What the exercise asks = For the string "state", report how many lines in the records below contain it, and nothing more.

Provided material =
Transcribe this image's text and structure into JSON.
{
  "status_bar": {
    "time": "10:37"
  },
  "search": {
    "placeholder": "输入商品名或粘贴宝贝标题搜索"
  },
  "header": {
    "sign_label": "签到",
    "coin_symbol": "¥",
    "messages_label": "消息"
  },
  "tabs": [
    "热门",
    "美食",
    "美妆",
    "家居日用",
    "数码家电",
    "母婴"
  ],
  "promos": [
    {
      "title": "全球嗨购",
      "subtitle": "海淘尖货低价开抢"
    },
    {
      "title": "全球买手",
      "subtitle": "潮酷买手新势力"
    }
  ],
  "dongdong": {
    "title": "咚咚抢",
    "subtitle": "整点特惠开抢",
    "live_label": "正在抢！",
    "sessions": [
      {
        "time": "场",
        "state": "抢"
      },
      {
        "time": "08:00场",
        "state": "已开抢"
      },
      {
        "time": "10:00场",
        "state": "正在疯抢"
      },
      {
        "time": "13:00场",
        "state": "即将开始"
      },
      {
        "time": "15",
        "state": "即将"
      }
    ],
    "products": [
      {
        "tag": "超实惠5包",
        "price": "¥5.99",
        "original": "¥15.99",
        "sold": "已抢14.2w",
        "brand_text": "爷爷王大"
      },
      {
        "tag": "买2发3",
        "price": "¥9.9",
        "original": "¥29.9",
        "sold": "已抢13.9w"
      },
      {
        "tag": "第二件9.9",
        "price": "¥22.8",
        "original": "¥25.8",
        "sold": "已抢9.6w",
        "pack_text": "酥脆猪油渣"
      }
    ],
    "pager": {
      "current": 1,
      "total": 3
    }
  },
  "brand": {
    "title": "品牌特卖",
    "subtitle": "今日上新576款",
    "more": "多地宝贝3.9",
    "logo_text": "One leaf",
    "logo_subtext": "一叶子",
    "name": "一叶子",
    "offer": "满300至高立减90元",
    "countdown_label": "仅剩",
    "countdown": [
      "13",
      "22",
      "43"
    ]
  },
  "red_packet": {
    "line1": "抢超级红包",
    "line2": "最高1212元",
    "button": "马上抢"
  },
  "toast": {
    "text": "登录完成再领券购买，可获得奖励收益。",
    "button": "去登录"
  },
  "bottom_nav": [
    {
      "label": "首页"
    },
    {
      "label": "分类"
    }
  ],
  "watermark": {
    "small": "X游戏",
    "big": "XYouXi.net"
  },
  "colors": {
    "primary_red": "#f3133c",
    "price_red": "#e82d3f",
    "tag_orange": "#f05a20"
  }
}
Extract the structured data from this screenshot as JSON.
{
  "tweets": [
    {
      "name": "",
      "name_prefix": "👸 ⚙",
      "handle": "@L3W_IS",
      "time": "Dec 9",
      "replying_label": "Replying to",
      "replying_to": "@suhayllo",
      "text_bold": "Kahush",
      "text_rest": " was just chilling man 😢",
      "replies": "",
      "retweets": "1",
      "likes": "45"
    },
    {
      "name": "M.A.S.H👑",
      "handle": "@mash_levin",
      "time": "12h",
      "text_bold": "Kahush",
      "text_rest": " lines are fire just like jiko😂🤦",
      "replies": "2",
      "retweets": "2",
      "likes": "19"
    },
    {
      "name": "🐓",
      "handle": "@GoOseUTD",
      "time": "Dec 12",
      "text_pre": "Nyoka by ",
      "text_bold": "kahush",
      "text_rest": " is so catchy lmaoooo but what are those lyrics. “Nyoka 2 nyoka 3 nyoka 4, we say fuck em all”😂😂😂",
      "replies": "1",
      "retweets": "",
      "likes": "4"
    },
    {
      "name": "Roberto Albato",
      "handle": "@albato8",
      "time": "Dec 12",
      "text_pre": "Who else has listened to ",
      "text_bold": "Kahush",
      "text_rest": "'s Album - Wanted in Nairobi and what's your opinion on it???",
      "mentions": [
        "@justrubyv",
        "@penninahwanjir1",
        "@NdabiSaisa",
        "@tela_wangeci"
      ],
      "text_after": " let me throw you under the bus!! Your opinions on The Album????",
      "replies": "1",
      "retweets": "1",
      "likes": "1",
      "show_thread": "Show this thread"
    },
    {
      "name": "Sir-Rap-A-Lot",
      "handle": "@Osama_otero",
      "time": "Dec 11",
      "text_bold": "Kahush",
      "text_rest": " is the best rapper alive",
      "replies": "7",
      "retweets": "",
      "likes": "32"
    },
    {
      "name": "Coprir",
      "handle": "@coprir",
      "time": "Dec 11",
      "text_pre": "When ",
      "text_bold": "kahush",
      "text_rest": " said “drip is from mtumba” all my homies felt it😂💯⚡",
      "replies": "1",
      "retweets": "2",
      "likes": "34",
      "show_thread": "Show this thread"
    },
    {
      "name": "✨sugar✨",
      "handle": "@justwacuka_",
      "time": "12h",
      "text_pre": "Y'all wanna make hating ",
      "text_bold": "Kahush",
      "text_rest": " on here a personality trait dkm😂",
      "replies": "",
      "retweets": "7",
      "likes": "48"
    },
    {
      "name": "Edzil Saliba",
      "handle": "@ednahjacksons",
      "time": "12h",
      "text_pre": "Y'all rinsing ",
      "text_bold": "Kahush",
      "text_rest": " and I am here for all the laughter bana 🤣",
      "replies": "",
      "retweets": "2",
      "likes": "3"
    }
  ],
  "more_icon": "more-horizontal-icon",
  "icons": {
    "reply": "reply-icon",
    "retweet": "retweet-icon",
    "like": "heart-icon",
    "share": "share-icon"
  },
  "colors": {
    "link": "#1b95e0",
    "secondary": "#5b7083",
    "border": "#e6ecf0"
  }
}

Your solution = 5